  • Developing specific skills that many people with criminal records lack, such as cooperation and teamwork, self-control in competitive situations, and a sense of fair play
  • Familiarizing inmates with leisure pursuits that are socially acceptable and that satisfy their needs so that they can identify interests and realize that they can have enjoyable substance free leisure
  • Providing a framework for thinking about choice and control in leisure, which helps residents increase their sense of autonomy, and of responsibility for their actions
    Helping recovering drug addicts make conscious decisions about how to use the time formerly consumed by the addiction

Different segments of the prison population have different requirements for leisure education. Those with limited education may need a comprehensive program, which others may need guidance in handling their free time within the restrictions of a confined correctional facility environment.

Young adults-the majority of the prison population-may need to really consider their attitudes towards specific activities that don't appear to offer the cool, speed or thrill they are seeking. Older adults have different issues around leisure and re-entry.

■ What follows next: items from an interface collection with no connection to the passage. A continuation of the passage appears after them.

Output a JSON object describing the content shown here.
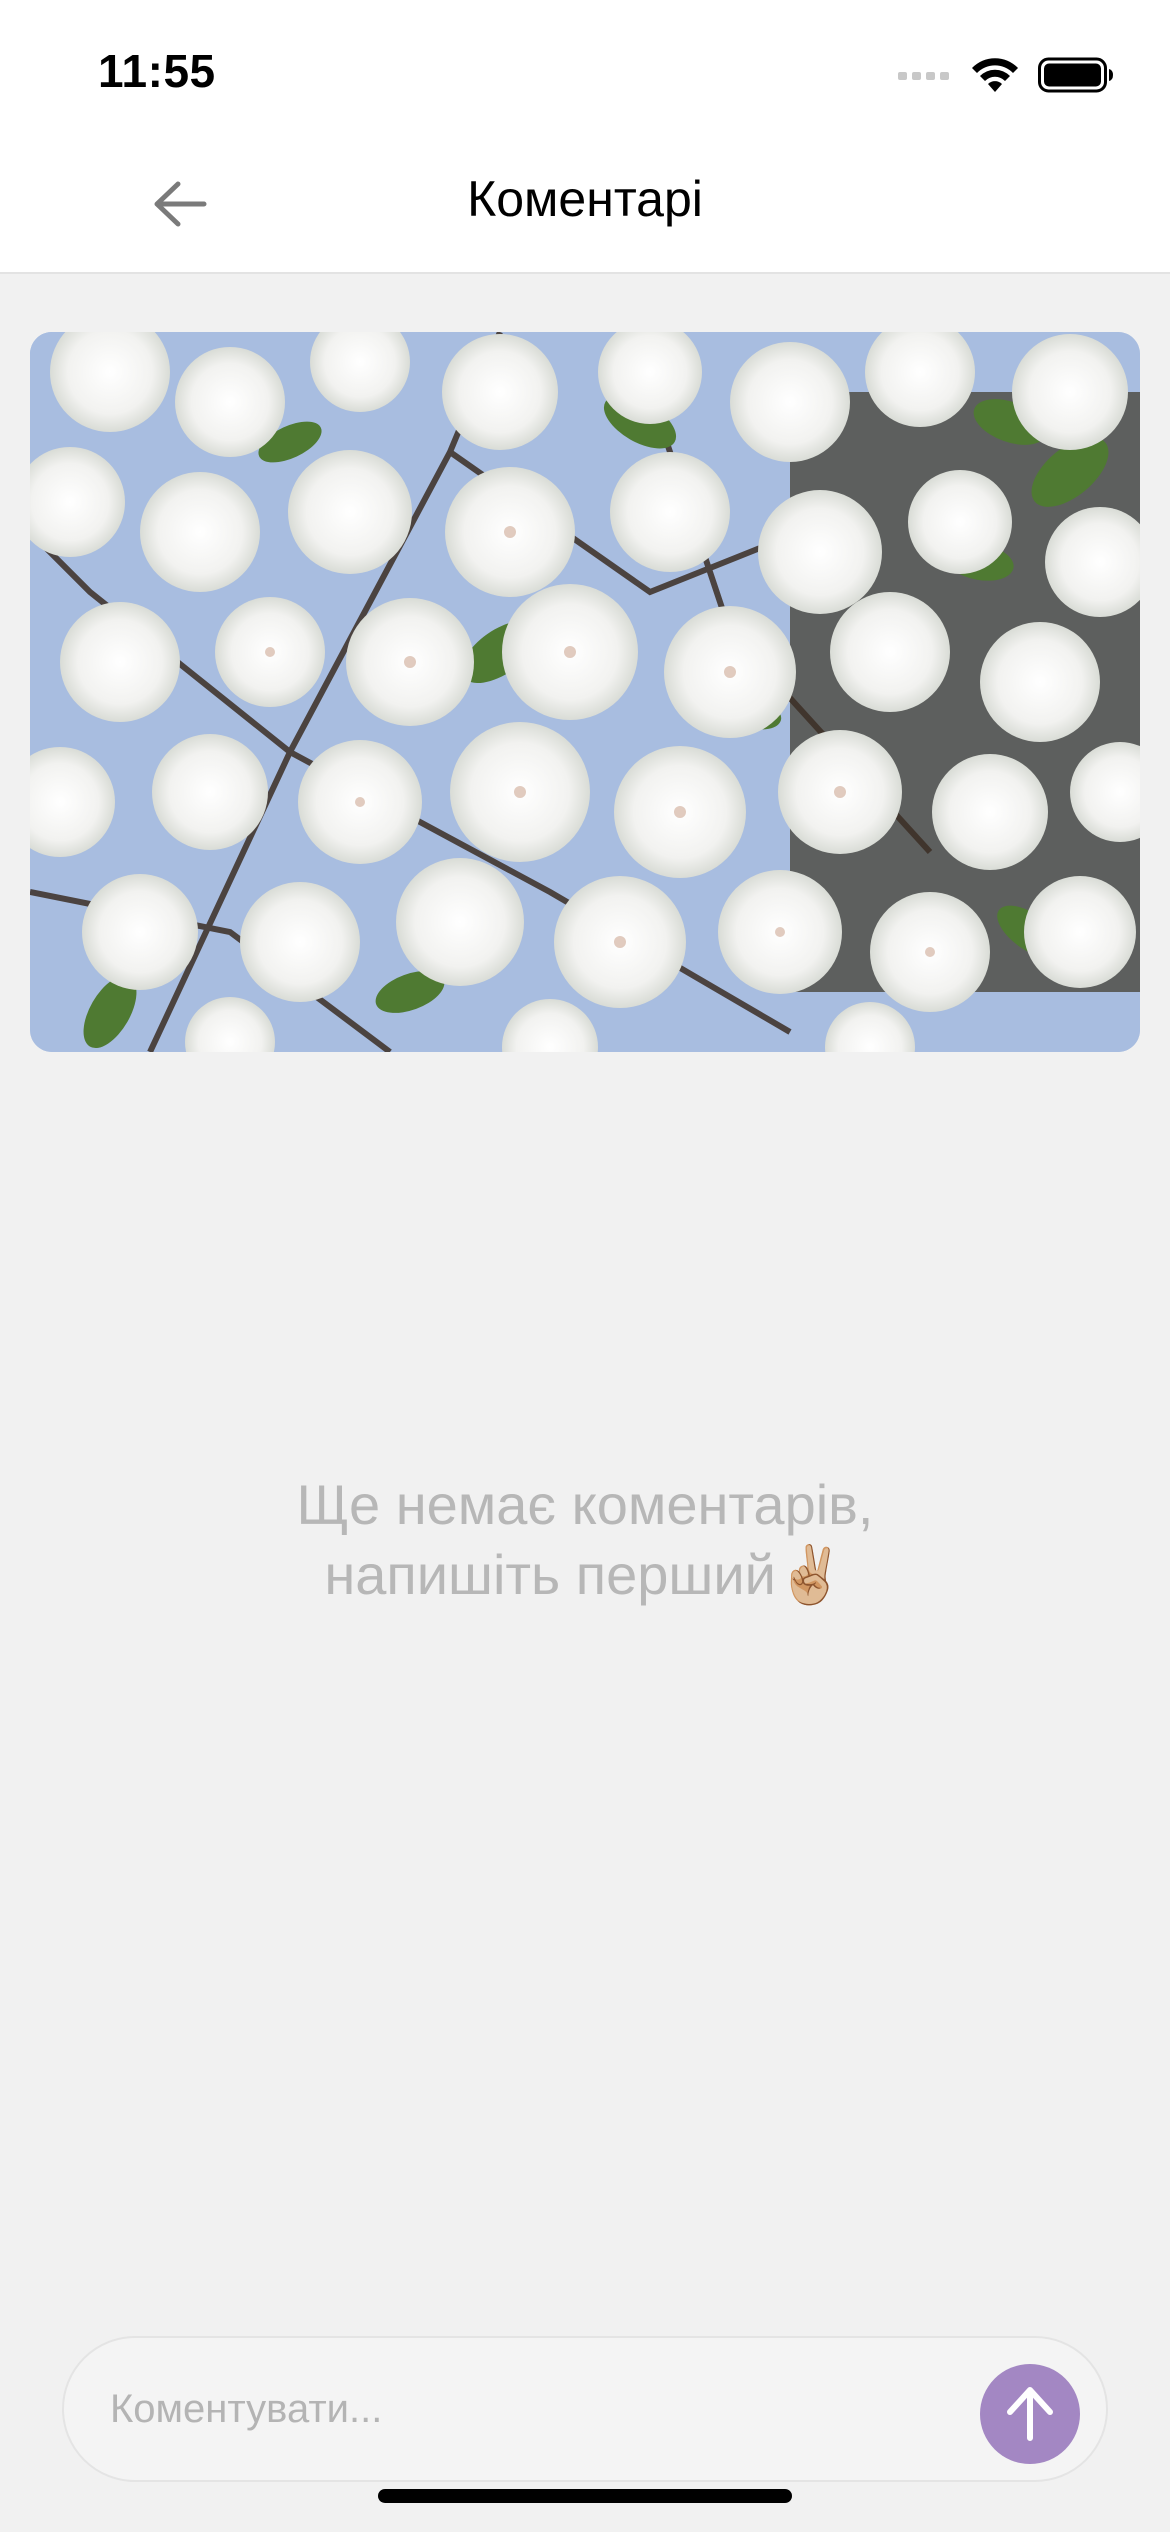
{
  "status_bar": {
    "time": "11:55",
    "icons": [
      "cellular-signal-icon",
      "wifi-icon",
      "battery-icon"
    ]
  },
  "header": {
    "title": "Коментарі",
    "back_icon": "arrow-left-icon"
  },
  "post": {
    "image_alt": "white cherry blossoms against a blue sky"
  },
  "empty_state": {
    "line1": "Ще немає коментарів,",
    "line2": "напишіть перший✌🏼"
  },
  "composer": {
    "placeholder": "Коментувати...",
    "value": "",
    "send_icon": "arrow-up-icon"
  },
  "colors": {
    "accent": "#a387c3",
    "background": "#f1f1f1",
    "muted_text": "#b7b7b7"
  }
}
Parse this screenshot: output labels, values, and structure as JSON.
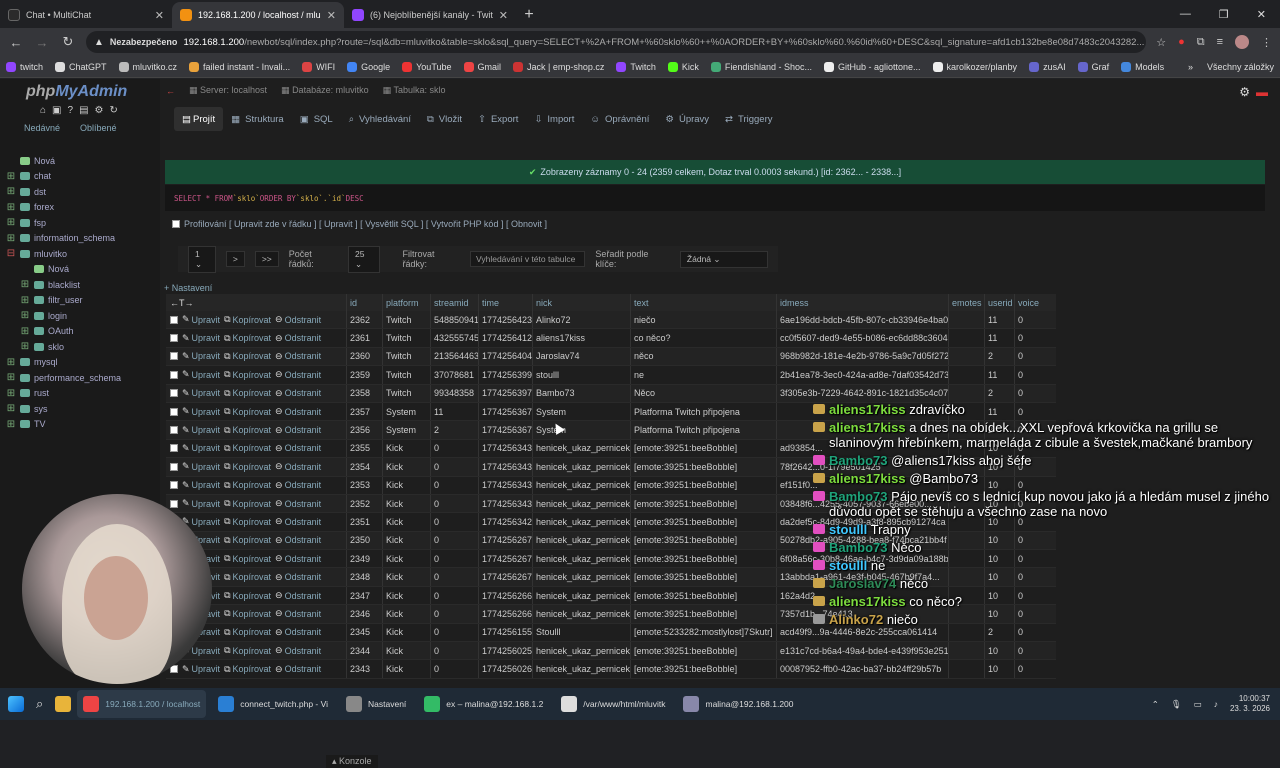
{
  "browser": {
    "tabs": [
      {
        "title": "Chat • MultiChat",
        "color": "#2b2b2b"
      },
      {
        "title": "192.168.1.200 / localhost / mlu",
        "color": "#f29111"
      },
      {
        "title": "(6) Nejoblíbenější kanály - Twit",
        "color": "#9146ff"
      }
    ],
    "security": "Nezabezpečeno",
    "url_host": "192.168.1.200",
    "url_path": "/newbot/sql/index.php?route=/sql&db=mluvitko&table=sklo&sql_query=SELECT+%2A+FROM+%60sklo%60++%0AORDER+BY+%60sklo%60.%60id%60+DESC&sql_signature=afd1cb132be8e08d7483c2043282...",
    "bookmarks": [
      {
        "label": "twitch",
        "color": "#9146ff"
      },
      {
        "label": "ChatGPT",
        "color": "#ddd"
      },
      {
        "label": "mluvitko.cz",
        "color": "#bbb"
      },
      {
        "label": "failed instant - Invali...",
        "color": "#e9a23b"
      },
      {
        "label": "WIFI",
        "color": "#d44"
      },
      {
        "label": "Google",
        "color": "#4285f4"
      },
      {
        "label": "YouTube",
        "color": "#e33"
      },
      {
        "label": "Gmail",
        "color": "#e44"
      },
      {
        "label": "Jack | emp-shop.cz",
        "color": "#c33"
      },
      {
        "label": "Twitch",
        "color": "#9146ff"
      },
      {
        "label": "Kick",
        "color": "#53fc18"
      },
      {
        "label": "Fiendishland - Shoc...",
        "color": "#4a7"
      },
      {
        "label": "GitHub - agliottone...",
        "color": "#eee"
      },
      {
        "label": "karolkozer/planby",
        "color": "#eee"
      },
      {
        "label": "zusAI",
        "color": "#66c"
      },
      {
        "label": "Graf",
        "color": "#66c"
      },
      {
        "label": "Models",
        "color": "#48d"
      }
    ],
    "all_bookmarks": "Všechny záložky"
  },
  "sidebar": {
    "logo_main": "php",
    "logo_accent": "MyAdmin",
    "tab_new": "Nedávné",
    "tab_fav": "Oblíbené",
    "tree": [
      {
        "label": "Nová",
        "level": 0,
        "sign": ""
      },
      {
        "label": "chat",
        "level": 0,
        "sign": "+"
      },
      {
        "label": "dst",
        "level": 0,
        "sign": "+"
      },
      {
        "label": "forex",
        "level": 0,
        "sign": "+"
      },
      {
        "label": "fsp",
        "level": 0,
        "sign": "+"
      },
      {
        "label": "information_schema",
        "level": 0,
        "sign": "+"
      },
      {
        "label": "mluvitko",
        "level": 0,
        "sign": "-"
      },
      {
        "label": "Nová",
        "level": 1,
        "sign": ""
      },
      {
        "label": "blacklist",
        "level": 1,
        "sign": "+"
      },
      {
        "label": "filtr_user",
        "level": 1,
        "sign": "+"
      },
      {
        "label": "login",
        "level": 1,
        "sign": "+"
      },
      {
        "label": "OAuth",
        "level": 1,
        "sign": "+"
      },
      {
        "label": "sklo",
        "level": 1,
        "sign": "+"
      },
      {
        "label": "mysql",
        "level": 0,
        "sign": "+"
      },
      {
        "label": "performance_schema",
        "level": 0,
        "sign": "+"
      },
      {
        "label": "rust",
        "level": 0,
        "sign": "+"
      },
      {
        "label": "sys",
        "level": 0,
        "sign": "+"
      },
      {
        "label": "TV",
        "level": 0,
        "sign": "+"
      }
    ]
  },
  "breadcrumb": {
    "server": "Server: localhost",
    "db": "Databáze: mluvitko",
    "table": "Tabulka: sklo"
  },
  "menu_tabs": [
    "Projít",
    "Struktura",
    "SQL",
    "Vyhledávání",
    "Vložit",
    "Export",
    "Import",
    "Oprávnění",
    "Úpravy",
    "Triggery"
  ],
  "success_msg": "Zobrazeny záznamy 0 - 24 (2359 celkem, Dotaz trval 0.0003 sekund.) [id: 2362... - 2338...]",
  "sql": {
    "kw1": "SELECT * FROM ",
    "t1": "`sklo`",
    "kw2": " ORDER BY ",
    "t2": "`sklo`.`id`",
    "kw3": " DESC"
  },
  "links": "Profilování [ Upravit zde v řádku ] [ Upravit ] [ Vysvětlit SQL ] [ Vytvořit PHP kód ] [ Obnovit ]",
  "filter": {
    "page": "1",
    "next": ">",
    "last": ">>",
    "rows_label": "Počet řádků:",
    "rows_value": "25",
    "filter_label": "Filtrovat řádky:",
    "search_placeholder": "Vyhledávání v této tabulce",
    "sort_label": "Seřadit podle klíče:",
    "sort_value": "Žádná"
  },
  "nastaveni": "+ Nastavení",
  "table": {
    "resize_arrows": "←T→",
    "headers": [
      "id",
      "platform",
      "streamid",
      "time",
      "nick",
      "text",
      "idmess",
      "emotes",
      "userid",
      "voice"
    ],
    "action_edit": "Upravit",
    "action_copy": "Kopírovat",
    "action_delete": "Odstranit",
    "rows": [
      [
        "2362",
        "Twitch",
        "548850941",
        "1774256423",
        "Alinko72",
        "niečo",
        "6ae196dd-bdcb-45fb-807c-cb33946e4ba0",
        "",
        "11",
        "0"
      ],
      [
        "2361",
        "Twitch",
        "432555745",
        "1774256412",
        "aliens17kiss",
        "co něco?",
        "cc0f5607-ded9-4e55-b086-ec6dd88c3604",
        "",
        "11",
        "0"
      ],
      [
        "2360",
        "Twitch",
        "213564463",
        "1774256404",
        "Jaroslav74",
        "něco",
        "968b982d-181e-4e2b-9786-5a9c7d05f272",
        "",
        "2",
        "0"
      ],
      [
        "2359",
        "Twitch",
        "37078681",
        "1774256399",
        "stoulll",
        "ne",
        "2b41ea78-3ec0-424a-ad8e-7daf03542d73",
        "",
        "11",
        "0"
      ],
      [
        "2358",
        "Twitch",
        "99348358",
        "1774256397",
        "Bambo73",
        "Něco",
        "3f305e3b-7229-4642-891c-1821d35c4c07",
        "",
        "2",
        "0"
      ],
      [
        "2357",
        "System",
        "11",
        "1774256367",
        "System",
        "Platforma Twitch připojena",
        "",
        "",
        "11",
        "0"
      ],
      [
        "2356",
        "System",
        "2",
        "1774256367",
        "System",
        "Platforma Twitch připojena",
        "",
        "",
        "2",
        "0"
      ],
      [
        "2355",
        "Kick",
        "0",
        "1774256343",
        "henicek_ukaz_pernicek",
        "[emote:39251:beeBobble]",
        "ad93854...",
        "",
        "10",
        "0"
      ],
      [
        "2354",
        "Kick",
        "0",
        "1774256343",
        "henicek_ukaz_pernicek",
        "[emote:39251:beeBobble]",
        "78f2642...0-1f79e501425",
        "",
        "10",
        "0"
      ],
      [
        "2353",
        "Kick",
        "0",
        "1774256343",
        "henicek_ukaz_pernicek",
        "[emote:39251:beeBobble]",
        "ef151f0...",
        "",
        "10",
        "0"
      ],
      [
        "2352",
        "Kick",
        "0",
        "1774256343",
        "henicek_ukaz_pernicek",
        "[emote:39251:beeBobble]",
        "03848f6...4255-4057-9037-66ebe00...",
        "",
        "10",
        "0"
      ],
      [
        "2351",
        "Kick",
        "0",
        "1774256342",
        "henicek_ukaz_pernicek",
        "[emote:39251:beeBobble]",
        "da2def5c-84d9-49d9-a3f8-895cb91274ca",
        "",
        "10",
        "0"
      ],
      [
        "2350",
        "Kick",
        "0",
        "1774256267",
        "henicek_ukaz_pernicek",
        "[emote:39251:beeBobble]",
        "50278db2-a905-4288-bea8-f74bca21bb4f",
        "",
        "10",
        "0"
      ],
      [
        "2349",
        "Kick",
        "0",
        "1774256267",
        "henicek_ukaz_pernicek",
        "[emote:39251:beeBobble]",
        "6f08a56c-30b8-46ae-b4c7-3d9da09a188b",
        "",
        "10",
        "0"
      ],
      [
        "2348",
        "Kick",
        "0",
        "1774256267",
        "henicek_ukaz_pernicek",
        "[emote:39251:beeBobble]",
        "13abbda1-a961-4e3f-b045-467b9f7a4...",
        "",
        "10",
        "0"
      ],
      [
        "2347",
        "Kick",
        "0",
        "1774256266",
        "henicek_ukaz_pernicek",
        "[emote:39251:beeBobble]",
        "162a4d2...",
        "",
        "10",
        "0"
      ],
      [
        "2346",
        "Kick",
        "0",
        "1774256266",
        "henicek_ukaz_pernicek",
        "[emote:39251:beeBobble]",
        "7357d1b...74e413",
        "",
        "10",
        "0"
      ],
      [
        "2345",
        "Kick",
        "0",
        "1774256155",
        "Stoulll",
        "[emote:5233282:mostlylost]7Skutr]",
        "acd49f9...9a-4446-8e2c-255cca061414",
        "",
        "2",
        "0"
      ],
      [
        "2344",
        "Kick",
        "0",
        "1774256025",
        "henicek_ukaz_pernicek",
        "[emote:39251:beeBobble]",
        "e131c7cd-b6a4-49a4-bde4-e439f953e251",
        "",
        "10",
        "0"
      ],
      [
        "2343",
        "Kick",
        "0",
        "1774256026",
        "henicek_ukaz_pernicek",
        "[emote:39251:beeBobble]",
        "00087952-ffb0-42ac-ba37-bb24ff29b57b",
        "",
        "10",
        "0"
      ]
    ]
  },
  "chat": [
    {
      "nick": "aliens17kiss",
      "color": "#7ddc3e",
      "badge": "#c9a34a",
      "text": "zdravíčko"
    },
    {
      "nick": "aliens17kiss",
      "color": "#7ddc3e",
      "badge": "#c9a34a",
      "text": "a dnes na obídek...XXL vepřová krkovička na grillu se slaninovým hřebínkem, marmeláda z cibule a švestek,mačkané brambory"
    },
    {
      "nick": "Bambo73",
      "color": "#1fa37a",
      "badge": "#e24fc0",
      "text": "@aliens17kiss ahoj šéfe"
    },
    {
      "nick": "aliens17kiss",
      "color": "#7ddc3e",
      "badge": "#c9a34a",
      "text": "@Bambo73"
    },
    {
      "nick": "Bambo73",
      "color": "#1fa37a",
      "badge": "#e24fc0",
      "text": "Pájo nevíš co s lednicí kup novou jako já a hledám musel z jiného důvodu opět se stěhuju a všechno zase na novo"
    },
    {
      "nick": "stoulll",
      "color": "#3fc8ff",
      "badge": "#e24fc0",
      "text": "Trapny"
    },
    {
      "nick": "Bambo73",
      "color": "#1fa37a",
      "badge": "#e24fc0",
      "text": "Něco"
    },
    {
      "nick": "stoulll",
      "color": "#3fc8ff",
      "badge": "#e24fc0",
      "text": "ne"
    },
    {
      "nick": "Jaroslav74",
      "color": "#2e8b57",
      "badge": "#c9a34a",
      "text": "něco"
    },
    {
      "nick": "aliens17kiss",
      "color": "#7ddc3e",
      "badge": "#c9a34a",
      "text": "co něco?"
    },
    {
      "nick": "Alinko72",
      "color": "#c9a34a",
      "badge": "#999999",
      "text": "niečo"
    }
  ],
  "konzole": "Konzole",
  "taskbar": {
    "items": [
      {
        "label": "192.168.1.200 / localhost",
        "color": "#e44",
        "active": true
      },
      {
        "label": "connect_twitch.php - Vi",
        "color": "#2a7fd4",
        "active": false
      },
      {
        "label": "Nastavení",
        "color": "#888",
        "active": false
      },
      {
        "label": "ex – malina@192.168.1.2",
        "color": "#3b6",
        "active": false
      },
      {
        "label": "/var/www/html/mluvitk",
        "color": "#ddd",
        "active": false
      },
      {
        "label": "malina@192.168.1.200",
        "color": "#88a",
        "active": false
      }
    ],
    "time": "10:00:37",
    "date": "23. 3. 2026"
  }
}
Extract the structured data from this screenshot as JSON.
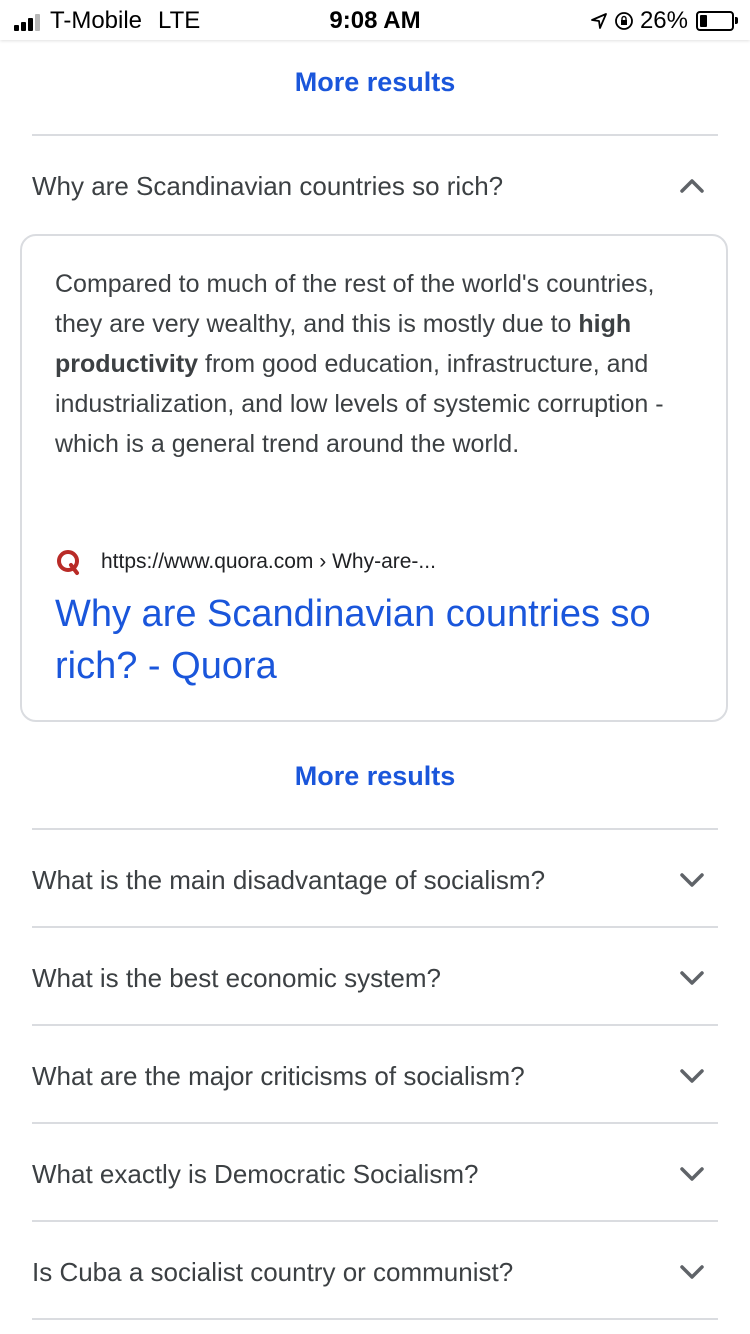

Properly tailored programs, including group coaching, lectures, hands-on activities (where possible) and "leisure buddy" programs, as well as guidance on the design and layout of leisure and recreational space, can offer benefits to each of these segments.

"I have learned first hand that some people feel free while behind bars, yet others feel "locked up" while living in society.  One's "perception of freedom" is at the core of my approach to life, and so when choosing how to spend my time, I always consider how all people and communities can feel most free"  ~ Alison Link

Learn how services from The Leisure Link can build healthy communities.

See relevant TLL case studies.

See references on leisure education and recidivism.

See references on leisure education and substance abuse.